(Recorded information begins)

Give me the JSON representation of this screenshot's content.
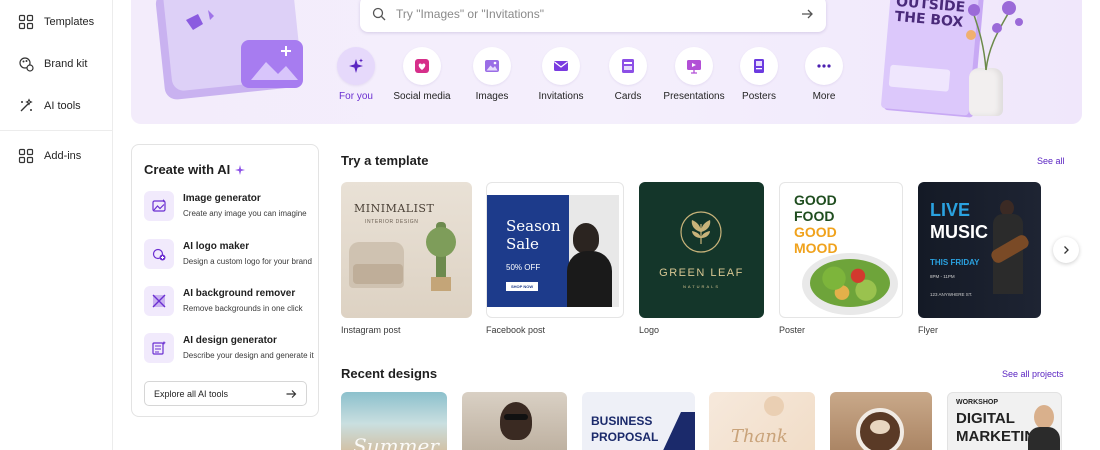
{
  "sidebar": {
    "items": [
      {
        "label": "Templates",
        "icon": "templates-icon"
      },
      {
        "label": "Brand kit",
        "icon": "brand-kit-icon"
      },
      {
        "label": "AI tools",
        "icon": "ai-tools-icon"
      },
      {
        "label": "Add-ins",
        "icon": "add-ins-icon"
      }
    ]
  },
  "hero": {
    "search_placeholder": "Try \"Images\" or \"Invitations\"",
    "poster_text_1": "OUTSIDE",
    "poster_text_2": "THE BOX",
    "categories": [
      {
        "label": "For you",
        "icon": "sparkle-icon",
        "active": true
      },
      {
        "label": "Social media",
        "icon": "heart-icon"
      },
      {
        "label": "Images",
        "icon": "image-icon"
      },
      {
        "label": "Invitations",
        "icon": "envelope-icon"
      },
      {
        "label": "Cards",
        "icon": "card-icon"
      },
      {
        "label": "Presentations",
        "icon": "presentation-icon"
      },
      {
        "label": "Posters",
        "icon": "poster-icon"
      },
      {
        "label": "More",
        "icon": "more-icon"
      }
    ]
  },
  "ai_panel": {
    "title": "Create with AI",
    "items": [
      {
        "title": "Image generator",
        "desc": "Create any image you can imagine"
      },
      {
        "title": "AI logo maker",
        "desc": "Design a custom logo for your brand"
      },
      {
        "title": "AI background remover",
        "desc": "Remove backgrounds in one click"
      },
      {
        "title": "AI design generator",
        "desc": "Describe your design and generate it"
      }
    ],
    "explore_label": "Explore all AI tools"
  },
  "templates": {
    "title": "Try a template",
    "see_all": "See all",
    "items": [
      {
        "label": "Instagram post",
        "text_1": "MINIMALIST",
        "text_2": "INTERIOR DESIGN"
      },
      {
        "label": "Facebook post",
        "text_1": "Season",
        "text_2": "Sale",
        "text_3": "50% OFF",
        "text_4": "SHOP NOW"
      },
      {
        "label": "Logo",
        "text_1": "GREEN LEAF",
        "text_2": "NATURALS"
      },
      {
        "label": "Poster",
        "text_1": "GOOD",
        "text_2": "FOOD",
        "text_3": "GOOD",
        "text_4": "MOOD"
      },
      {
        "label": "Flyer",
        "text_1": "LIVE",
        "text_2": "MUSIC",
        "text_3": "THIS FRIDAY",
        "text_4": "8PM - 11PM",
        "text_5": "123 ANYWHERE ST."
      }
    ]
  },
  "recent": {
    "title": "Recent designs",
    "see_all": "See all projects",
    "items": [
      {
        "text": "Summer"
      },
      {
        "text": ""
      },
      {
        "text_1": "BUSINESS",
        "text_2": "PROPOSAL"
      },
      {
        "text": "Thank"
      },
      {
        "text": ""
      },
      {
        "text_1": "WORKSHOP",
        "text_2": "DIGITAL",
        "text_3": "MARKETING"
      }
    ]
  },
  "colors": {
    "accent": "#6b2fd1",
    "link": "#5b25c2",
    "hero_bg": "#f3ecfb"
  }
}
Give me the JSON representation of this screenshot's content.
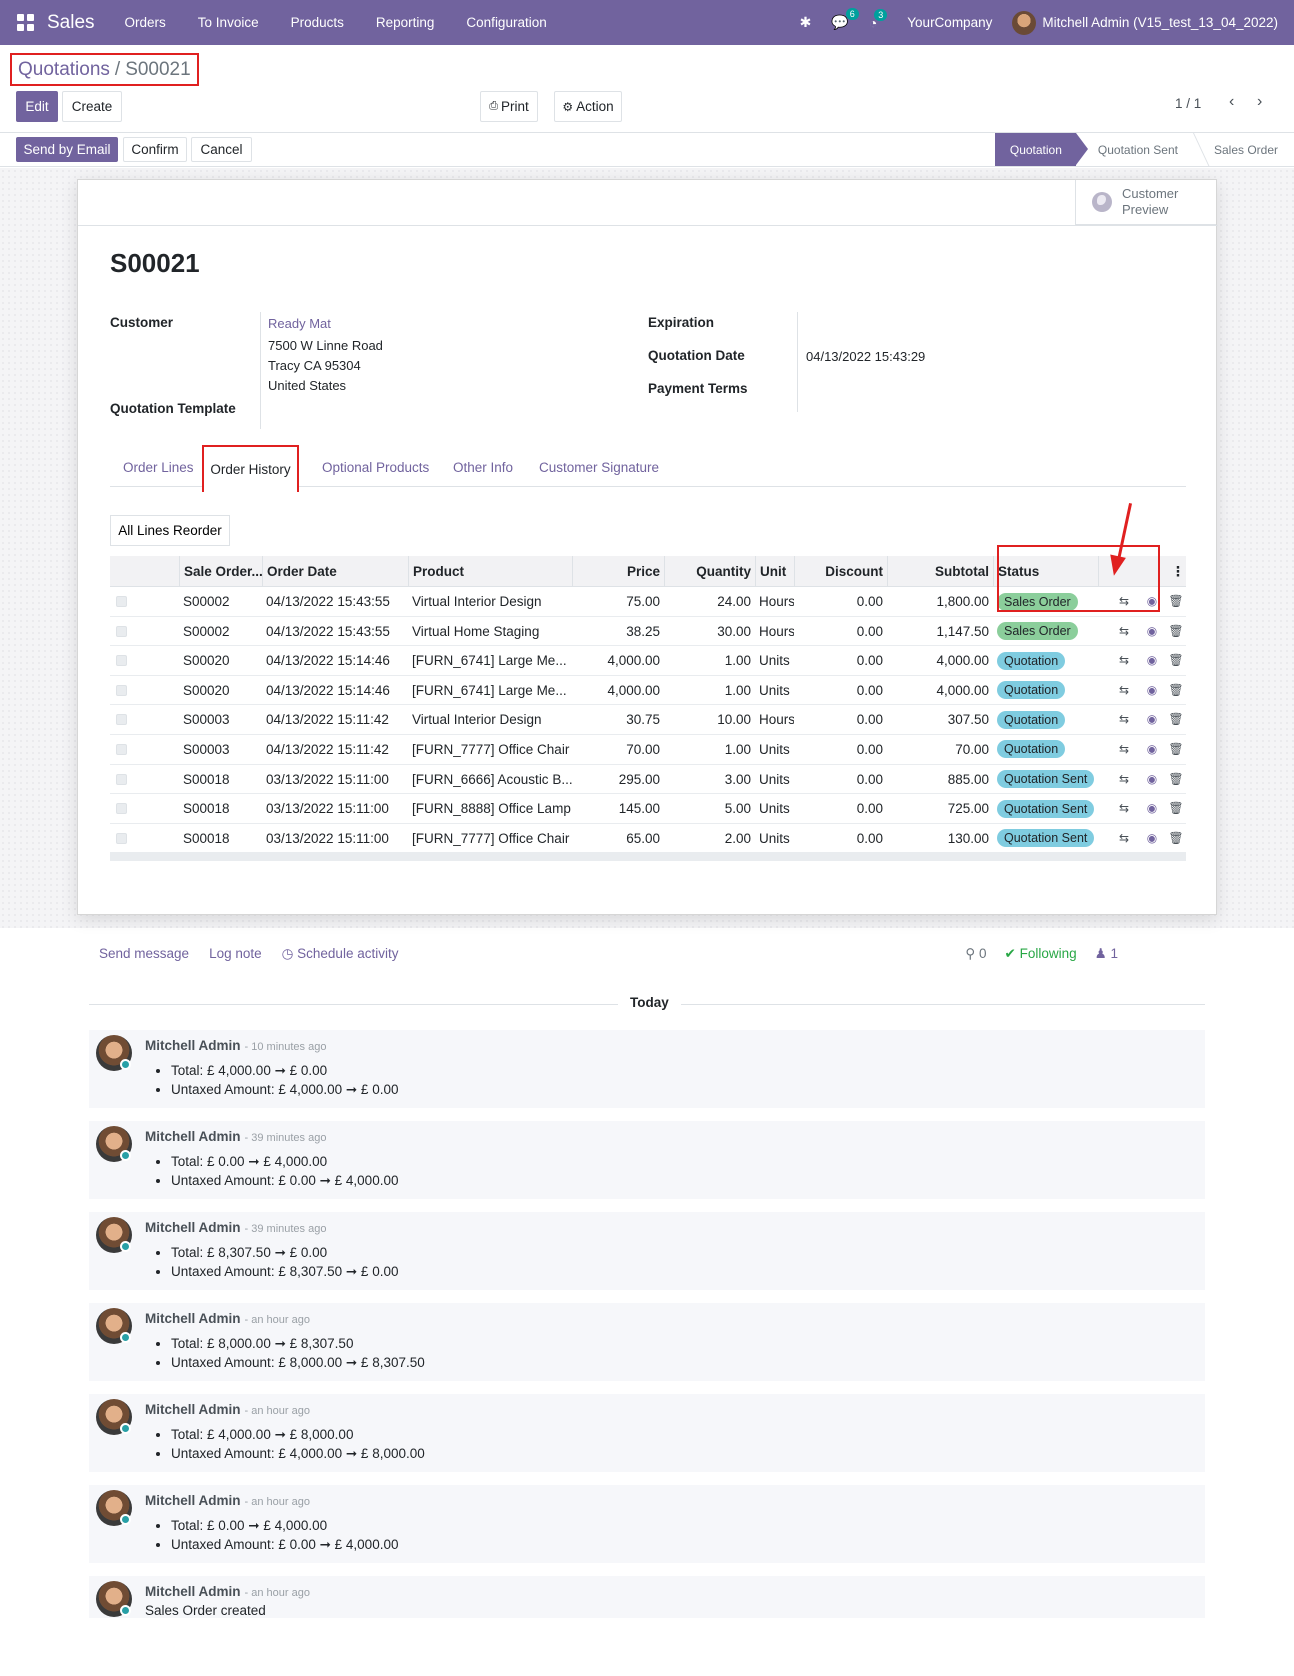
{
  "navbar": {
    "app": "Sales",
    "menu": [
      "Orders",
      "To Invoice",
      "Products",
      "Reporting",
      "Configuration"
    ],
    "chat_count": "6",
    "activity_count": "3",
    "company": "YourCompany",
    "user": "Mitchell Admin (V15_test_13_04_2022)"
  },
  "breadcrumb": {
    "parent": "Quotations",
    "sep": "/",
    "current": "S00021"
  },
  "buttons": {
    "edit": "Edit",
    "create": "Create",
    "print": "Print",
    "action": "Action",
    "send_email": "Send by Email",
    "confirm": "Confirm",
    "cancel": "Cancel"
  },
  "pager": "1 / 1",
  "stages": [
    "Quotation",
    "Quotation Sent",
    "Sales Order"
  ],
  "form": {
    "preview_line1": "Customer",
    "preview_line2": "Preview",
    "title": "S00021",
    "labels": {
      "customer": "Customer",
      "template": "Quotation Template",
      "expiration": "Expiration",
      "qdate": "Quotation Date",
      "terms": "Payment Terms"
    },
    "customer_name": "Ready Mat",
    "addr1": "7500 W Linne Road",
    "addr2": "Tracy CA 95304",
    "addr3": "United States",
    "qdate": "04/13/2022 15:43:29"
  },
  "tabs": [
    "Order Lines",
    "Order History",
    "Optional Products",
    "Other Info",
    "Customer Signature"
  ],
  "reorder": "All Lines Reorder",
  "table": {
    "headers": [
      "Sale Order...",
      "Order Date",
      "Product",
      "Price",
      "Quantity",
      "Unit",
      "Discount",
      "Subtotal",
      "Status"
    ],
    "rows": [
      [
        "S00002",
        "04/13/2022 15:43:55",
        "Virtual Interior Design",
        "75.00",
        "24.00",
        "Hours",
        "0.00",
        "1,800.00",
        "Sales Order"
      ],
      [
        "S00002",
        "04/13/2022 15:43:55",
        "Virtual Home Staging",
        "38.25",
        "30.00",
        "Hours",
        "0.00",
        "1,147.50",
        "Sales Order"
      ],
      [
        "S00020",
        "04/13/2022 15:14:46",
        "[FURN_6741] Large Me...",
        "4,000.00",
        "1.00",
        "Units",
        "0.00",
        "4,000.00",
        "Quotation"
      ],
      [
        "S00020",
        "04/13/2022 15:14:46",
        "[FURN_6741] Large Me...",
        "4,000.00",
        "1.00",
        "Units",
        "0.00",
        "4,000.00",
        "Quotation"
      ],
      [
        "S00003",
        "04/13/2022 15:11:42",
        "Virtual Interior Design",
        "30.75",
        "10.00",
        "Hours",
        "0.00",
        "307.50",
        "Quotation"
      ],
      [
        "S00003",
        "04/13/2022 15:11:42",
        "[FURN_7777] Office Chair",
        "70.00",
        "1.00",
        "Units",
        "0.00",
        "70.00",
        "Quotation"
      ],
      [
        "S00018",
        "03/13/2022 15:11:00",
        "[FURN_6666] Acoustic B...",
        "295.00",
        "3.00",
        "Units",
        "0.00",
        "885.00",
        "Quotation Sent"
      ],
      [
        "S00018",
        "03/13/2022 15:11:00",
        "[FURN_8888] Office Lamp",
        "145.00",
        "5.00",
        "Units",
        "0.00",
        "725.00",
        "Quotation Sent"
      ],
      [
        "S00018",
        "03/13/2022 15:11:00",
        "[FURN_7777] Office Chair",
        "65.00",
        "2.00",
        "Units",
        "0.00",
        "130.00",
        "Quotation Sent"
      ]
    ]
  },
  "chatter": {
    "send": "Send message",
    "log": "Log note",
    "schedule": "Schedule activity",
    "attachments": "0",
    "following": "Following",
    "followers": "1",
    "today": "Today",
    "messages": [
      {
        "author": "Mitchell Admin",
        "ago": "- 10 minutes ago",
        "lines": [
          "Total: £ 4,000.00 ➞ £ 0.00",
          "Untaxed Amount: £ 4,000.00 ➞ £ 0.00"
        ]
      },
      {
        "author": "Mitchell Admin",
        "ago": "- 39 minutes ago",
        "lines": [
          "Total: £ 0.00 ➞ £ 4,000.00",
          "Untaxed Amount: £ 0.00 ➞ £ 4,000.00"
        ]
      },
      {
        "author": "Mitchell Admin",
        "ago": "- 39 minutes ago",
        "lines": [
          "Total: £ 8,307.50 ➞ £ 0.00",
          "Untaxed Amount: £ 8,307.50 ➞ £ 0.00"
        ]
      },
      {
        "author": "Mitchell Admin",
        "ago": "- an hour ago",
        "lines": [
          "Total: £ 8,000.00 ➞ £ 8,307.50",
          "Untaxed Amount: £ 8,000.00 ➞ £ 8,307.50"
        ]
      },
      {
        "author": "Mitchell Admin",
        "ago": "- an hour ago",
        "lines": [
          "Total: £ 4,000.00 ➞ £ 8,000.00",
          "Untaxed Amount: £ 4,000.00 ➞ £ 8,000.00"
        ]
      },
      {
        "author": "Mitchell Admin",
        "ago": "- an hour ago",
        "lines": [
          "Total: £ 0.00 ➞ £ 4,000.00",
          "Untaxed Amount: £ 0.00 ➞ £ 4,000.00"
        ]
      },
      {
        "author": "Mitchell Admin",
        "ago": "- an hour ago",
        "text": "Sales Order created"
      }
    ]
  }
}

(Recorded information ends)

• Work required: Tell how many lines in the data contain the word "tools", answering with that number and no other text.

• Solved problem: 3